Interlaminar Bond Strength of Thermoset Composites
Delamination is one of the major areas of failure for laminated composite materials and ‘Interlaminar stresses’ are the source of this failure. These ‘stresses’ can be caused by a number of factors including (but not limited to): internal voids / volatiles that are not properly removed during the laminating process, improper curing of resin, and the environmental conditions in its final application. Understanding the bond between laminations and amongst the resin molecules of thermosetting materials is essential in understanding how these composites are tested, and what applications are best for each.
Perhaps the largest factor(s) when looking at bond strength characteristics of composites are the base material and the resin system that it is laminated with. As you can see in the table of Lamitex® grade composites, the interlaminar bond strength differs among each Lamitex grade by material/resin composition. This is important in determining the correct material for your application. For instance; Lamitex grade G7 is a phenomenal thermal insulator with a temperature index of (220 °C), however, it will not be the best material for an application where it will be exposed to extreme tensile stresses pulling the material apart.
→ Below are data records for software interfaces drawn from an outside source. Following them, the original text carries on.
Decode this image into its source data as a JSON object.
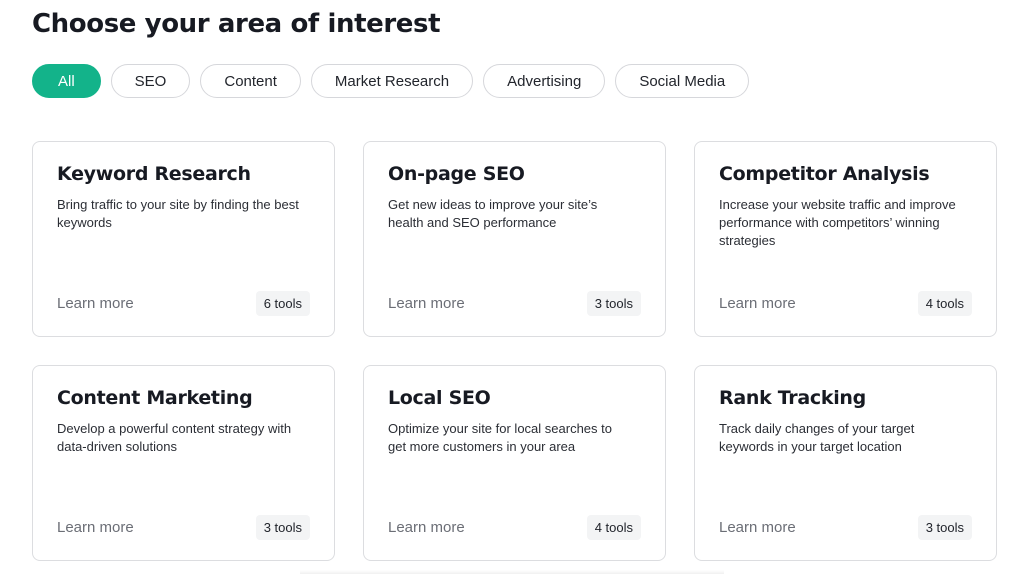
{
  "header": {
    "title": "Choose your area of interest"
  },
  "filters": [
    {
      "label": "All",
      "active": true
    },
    {
      "label": "SEO",
      "active": false
    },
    {
      "label": "Content",
      "active": false
    },
    {
      "label": "Market Research",
      "active": false
    },
    {
      "label": "Advertising",
      "active": false
    },
    {
      "label": "Social Media",
      "active": false
    }
  ],
  "colors": {
    "accent": "#13b38a",
    "card_border": "#dcdde0",
    "badge_bg": "#f3f4f5"
  },
  "cards": [
    {
      "title": "Keyword Research",
      "description": "Bring traffic to your site by finding the best keywords",
      "link": "Learn more",
      "tools": "6 tools"
    },
    {
      "title": "On-page SEO",
      "description": "Get new ideas to improve your site’s health and SEO performance",
      "link": "Learn more",
      "tools": "3 tools"
    },
    {
      "title": "Competitor Analysis",
      "description": "Increase your website traffic and improve performance with competitors’ winning strategies",
      "link": "Learn more",
      "tools": "4 tools"
    },
    {
      "title": "Content Marketing",
      "description": "Develop a powerful content strategy with data-driven solutions",
      "link": "Learn more",
      "tools": "3 tools"
    },
    {
      "title": "Local SEO",
      "description": "Optimize your site for local searches to get more customers in your area",
      "link": "Learn more",
      "tools": "4 tools"
    },
    {
      "title": "Rank Tracking",
      "description": "Track daily changes of your target keywords in your target location",
      "link": "Learn more",
      "tools": "3 tools"
    }
  ]
}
The ASTM D229 test method is one of the most common specifications called for to determine the bond strength of a composite sheet material. This test defines bonding strength as:
“18.104.22.168 bonding strength, n—the force required to split a prescribed specimen under the test conditions specified herein.”
The results show the weight(in pounds or kilograms) necessary to split the sample. One factor to keep in mind is that the results are dependent on the sample thickness, so only samples of the same thickness should be compared. In this instance, ASTM D229 specifies that the sample tested is 0.500”.
Bond Strength of Lamitex ® Grade Composites